Miamisburg police and FBI teams have concluded the search at Sugarcreek Reserve after searching the last areas they wanted to check. The park reopened around 11 a.m. when all the K-9 handlers and their dogs cleared the area.
Since authorities this week began closing Sugarcreek MetroPark for much of the day to search for evidence involving Chelsey Coe’s disappearance, patrons of the 618-acre site have stopped by only to find their routine interrupted.
On Thursday morning, park user Tina Moronell discovered her access to using the running trails blocked by the search, which has included more than 20 agents and officers from the FBI, Miamisburg police and MetroParks, along with search dogs.
“It’s disturbing to say the least,” the Washington Twp. resident said. “We think of the park as a place for families and recreation. You don’t think of it as a crime scene. So it’s quite disturbing.”
Moronell said she enjoys frequenting the park with running groups because its clean and safe.
“So it’s very family-oriented,” she said. “I don’t know what they’re going to find and I hope the mom will find peace and they can resolve the situation.”
Clues that led federal, state and local authorities to close a massive Greene County park this week to search for evidence linked to a missing Miamisburg woman did not come through a previous search, but were discovered recently, police said.
The search at Sugarcreek MetroPark – the third day of which continues this morning – tied to last year’s disappearance of Chelsey Coe was not prompted by items found in early May after authorities raided her last known address and searched neighboring properties, said Miamisburg Sgt. Jeff Muncy.
“A lot” of evidence found during the search on Lower Miamisburg Road is “still being processed. We haven’t got a lot of that back yet,” he said.
Instead, the search at the 618-acre park was prompted “through other things I’ve done throughout the investigation that led us here,” Muncy said.
He indicated authorities recently came across the clues when asked about the timing of the park search.
“….This is when we got the information and this is when we decided to do the search,” he said.
The investigation – which has involved the FBI, the Ohio Bureau of Criminal Investigation and several other organizations – continues this morning as the search is set to resume at 6:30 a.m.

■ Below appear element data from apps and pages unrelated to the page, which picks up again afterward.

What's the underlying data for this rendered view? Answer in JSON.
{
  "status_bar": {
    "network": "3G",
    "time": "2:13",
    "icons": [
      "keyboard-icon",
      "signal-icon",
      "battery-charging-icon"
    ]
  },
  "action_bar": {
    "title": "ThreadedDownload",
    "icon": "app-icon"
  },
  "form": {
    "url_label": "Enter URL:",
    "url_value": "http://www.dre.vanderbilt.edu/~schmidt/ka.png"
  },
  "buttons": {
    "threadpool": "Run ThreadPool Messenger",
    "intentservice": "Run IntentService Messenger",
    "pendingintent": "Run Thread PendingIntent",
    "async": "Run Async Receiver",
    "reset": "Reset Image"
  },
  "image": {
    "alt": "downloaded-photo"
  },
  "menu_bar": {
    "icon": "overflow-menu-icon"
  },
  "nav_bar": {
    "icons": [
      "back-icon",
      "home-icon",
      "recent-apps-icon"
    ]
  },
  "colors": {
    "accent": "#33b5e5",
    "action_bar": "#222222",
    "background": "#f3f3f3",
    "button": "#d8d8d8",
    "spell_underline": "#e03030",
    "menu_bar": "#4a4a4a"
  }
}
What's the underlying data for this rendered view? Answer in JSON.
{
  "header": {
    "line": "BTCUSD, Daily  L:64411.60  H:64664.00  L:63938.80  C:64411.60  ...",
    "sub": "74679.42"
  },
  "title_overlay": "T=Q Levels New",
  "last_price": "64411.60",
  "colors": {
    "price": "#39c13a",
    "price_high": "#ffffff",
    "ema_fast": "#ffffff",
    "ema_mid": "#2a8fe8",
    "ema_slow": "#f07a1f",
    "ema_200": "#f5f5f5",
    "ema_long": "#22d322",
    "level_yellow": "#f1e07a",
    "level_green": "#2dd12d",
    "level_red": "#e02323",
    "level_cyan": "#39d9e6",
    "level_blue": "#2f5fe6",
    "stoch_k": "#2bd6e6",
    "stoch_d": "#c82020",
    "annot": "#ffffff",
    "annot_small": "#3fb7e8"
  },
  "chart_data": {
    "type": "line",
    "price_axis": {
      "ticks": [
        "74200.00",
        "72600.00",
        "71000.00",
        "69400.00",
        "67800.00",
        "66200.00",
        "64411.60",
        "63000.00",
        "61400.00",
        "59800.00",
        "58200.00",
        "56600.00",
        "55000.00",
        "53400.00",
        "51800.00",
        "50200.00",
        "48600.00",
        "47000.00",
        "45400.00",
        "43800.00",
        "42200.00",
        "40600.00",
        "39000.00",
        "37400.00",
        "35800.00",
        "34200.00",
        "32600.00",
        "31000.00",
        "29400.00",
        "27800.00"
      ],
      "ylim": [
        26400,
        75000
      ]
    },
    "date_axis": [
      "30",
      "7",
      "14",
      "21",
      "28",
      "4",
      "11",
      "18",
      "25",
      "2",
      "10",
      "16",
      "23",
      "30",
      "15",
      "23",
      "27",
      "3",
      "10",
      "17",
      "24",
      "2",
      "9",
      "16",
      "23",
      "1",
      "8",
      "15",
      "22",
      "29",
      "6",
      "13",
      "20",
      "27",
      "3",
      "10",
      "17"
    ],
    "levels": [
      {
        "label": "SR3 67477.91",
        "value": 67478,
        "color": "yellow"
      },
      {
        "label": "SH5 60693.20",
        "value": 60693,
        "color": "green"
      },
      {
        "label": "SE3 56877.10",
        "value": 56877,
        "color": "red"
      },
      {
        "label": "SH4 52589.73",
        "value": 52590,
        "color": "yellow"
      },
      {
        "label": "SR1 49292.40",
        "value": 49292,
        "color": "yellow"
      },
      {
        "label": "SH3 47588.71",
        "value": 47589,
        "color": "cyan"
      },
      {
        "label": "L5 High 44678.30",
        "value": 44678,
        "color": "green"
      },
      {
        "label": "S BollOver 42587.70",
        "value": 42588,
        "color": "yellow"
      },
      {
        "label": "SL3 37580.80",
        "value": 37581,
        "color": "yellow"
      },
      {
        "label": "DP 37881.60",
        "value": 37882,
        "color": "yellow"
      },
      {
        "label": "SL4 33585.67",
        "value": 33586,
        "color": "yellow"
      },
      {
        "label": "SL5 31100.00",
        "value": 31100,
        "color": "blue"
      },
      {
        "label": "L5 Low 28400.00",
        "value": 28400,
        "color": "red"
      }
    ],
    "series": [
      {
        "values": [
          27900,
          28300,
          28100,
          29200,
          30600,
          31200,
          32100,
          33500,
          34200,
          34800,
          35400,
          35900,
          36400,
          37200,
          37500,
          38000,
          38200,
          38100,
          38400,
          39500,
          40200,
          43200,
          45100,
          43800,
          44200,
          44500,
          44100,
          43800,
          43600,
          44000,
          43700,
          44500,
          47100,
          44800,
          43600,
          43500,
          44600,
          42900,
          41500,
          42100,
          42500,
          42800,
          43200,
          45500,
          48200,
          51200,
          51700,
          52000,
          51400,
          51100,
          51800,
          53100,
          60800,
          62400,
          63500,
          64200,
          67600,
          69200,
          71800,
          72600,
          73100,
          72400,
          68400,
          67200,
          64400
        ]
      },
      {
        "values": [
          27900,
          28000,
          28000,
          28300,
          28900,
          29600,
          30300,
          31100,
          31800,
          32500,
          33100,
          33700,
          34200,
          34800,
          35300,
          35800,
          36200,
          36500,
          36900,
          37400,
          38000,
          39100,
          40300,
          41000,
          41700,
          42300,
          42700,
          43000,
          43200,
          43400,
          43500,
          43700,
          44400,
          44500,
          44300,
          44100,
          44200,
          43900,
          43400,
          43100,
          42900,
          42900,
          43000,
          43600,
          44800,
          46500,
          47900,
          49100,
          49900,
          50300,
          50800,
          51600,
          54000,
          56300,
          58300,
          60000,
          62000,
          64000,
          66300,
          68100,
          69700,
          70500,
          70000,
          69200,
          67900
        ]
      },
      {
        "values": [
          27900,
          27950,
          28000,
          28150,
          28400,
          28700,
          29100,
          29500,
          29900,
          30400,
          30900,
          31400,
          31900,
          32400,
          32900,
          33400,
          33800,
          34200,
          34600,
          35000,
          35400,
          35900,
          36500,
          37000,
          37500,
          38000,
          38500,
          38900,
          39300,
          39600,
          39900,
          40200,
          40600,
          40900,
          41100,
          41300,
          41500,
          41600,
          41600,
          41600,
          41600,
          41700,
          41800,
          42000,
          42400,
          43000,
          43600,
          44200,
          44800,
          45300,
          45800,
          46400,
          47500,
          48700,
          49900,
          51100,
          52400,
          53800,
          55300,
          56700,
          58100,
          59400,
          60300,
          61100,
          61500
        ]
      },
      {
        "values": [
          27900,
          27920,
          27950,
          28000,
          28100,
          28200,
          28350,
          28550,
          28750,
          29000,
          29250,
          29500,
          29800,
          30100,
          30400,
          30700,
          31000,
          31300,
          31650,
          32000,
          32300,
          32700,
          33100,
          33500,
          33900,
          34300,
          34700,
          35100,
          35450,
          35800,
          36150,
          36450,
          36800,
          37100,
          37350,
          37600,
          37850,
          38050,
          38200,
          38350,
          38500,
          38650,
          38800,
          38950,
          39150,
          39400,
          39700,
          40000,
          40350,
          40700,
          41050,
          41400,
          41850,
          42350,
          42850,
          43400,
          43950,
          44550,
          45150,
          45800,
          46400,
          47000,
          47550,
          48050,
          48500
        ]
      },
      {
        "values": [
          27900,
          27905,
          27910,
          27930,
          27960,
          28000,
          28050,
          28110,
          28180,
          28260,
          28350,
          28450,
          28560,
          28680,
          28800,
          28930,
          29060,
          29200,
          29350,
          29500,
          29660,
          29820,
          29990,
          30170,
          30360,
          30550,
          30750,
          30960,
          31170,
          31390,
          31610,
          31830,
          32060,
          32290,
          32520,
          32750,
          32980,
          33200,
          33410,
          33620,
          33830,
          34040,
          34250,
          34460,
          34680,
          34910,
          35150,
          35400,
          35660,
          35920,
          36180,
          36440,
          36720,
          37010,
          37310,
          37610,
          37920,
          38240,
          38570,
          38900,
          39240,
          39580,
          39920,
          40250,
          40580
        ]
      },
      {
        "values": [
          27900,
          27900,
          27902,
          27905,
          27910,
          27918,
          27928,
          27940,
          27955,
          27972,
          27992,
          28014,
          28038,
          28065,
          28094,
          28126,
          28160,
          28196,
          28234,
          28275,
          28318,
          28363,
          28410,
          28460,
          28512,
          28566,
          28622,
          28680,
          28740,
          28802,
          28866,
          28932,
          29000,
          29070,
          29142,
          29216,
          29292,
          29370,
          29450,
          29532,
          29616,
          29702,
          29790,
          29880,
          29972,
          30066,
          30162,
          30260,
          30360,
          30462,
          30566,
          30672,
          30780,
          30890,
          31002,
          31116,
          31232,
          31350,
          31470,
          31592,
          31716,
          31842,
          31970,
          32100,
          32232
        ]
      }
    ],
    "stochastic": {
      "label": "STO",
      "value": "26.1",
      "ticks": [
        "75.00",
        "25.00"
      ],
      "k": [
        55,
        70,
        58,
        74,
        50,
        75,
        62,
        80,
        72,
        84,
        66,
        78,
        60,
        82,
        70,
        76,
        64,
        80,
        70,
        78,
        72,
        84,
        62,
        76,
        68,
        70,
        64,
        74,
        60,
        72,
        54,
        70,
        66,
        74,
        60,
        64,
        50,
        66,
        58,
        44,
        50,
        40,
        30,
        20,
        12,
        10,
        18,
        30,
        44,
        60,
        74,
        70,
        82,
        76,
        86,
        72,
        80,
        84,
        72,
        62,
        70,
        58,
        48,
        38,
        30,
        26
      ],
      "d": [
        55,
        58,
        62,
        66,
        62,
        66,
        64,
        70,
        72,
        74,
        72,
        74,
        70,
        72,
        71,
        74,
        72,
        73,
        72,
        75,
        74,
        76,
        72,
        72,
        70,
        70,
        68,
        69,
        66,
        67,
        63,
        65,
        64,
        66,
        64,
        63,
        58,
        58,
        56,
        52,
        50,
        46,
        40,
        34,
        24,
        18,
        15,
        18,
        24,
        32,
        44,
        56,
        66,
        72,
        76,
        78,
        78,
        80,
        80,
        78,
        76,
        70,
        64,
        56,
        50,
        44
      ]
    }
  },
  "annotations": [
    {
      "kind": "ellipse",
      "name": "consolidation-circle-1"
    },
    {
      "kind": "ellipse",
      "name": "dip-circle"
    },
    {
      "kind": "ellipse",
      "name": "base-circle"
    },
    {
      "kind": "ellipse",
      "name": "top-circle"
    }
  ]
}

Muncy said the search – which has so far covered more than 400 acres – may end by noon.
Authorities have reason to believe the park may have been one of the last places Coe – who was 25 when she went missing – was seen before she disappeared.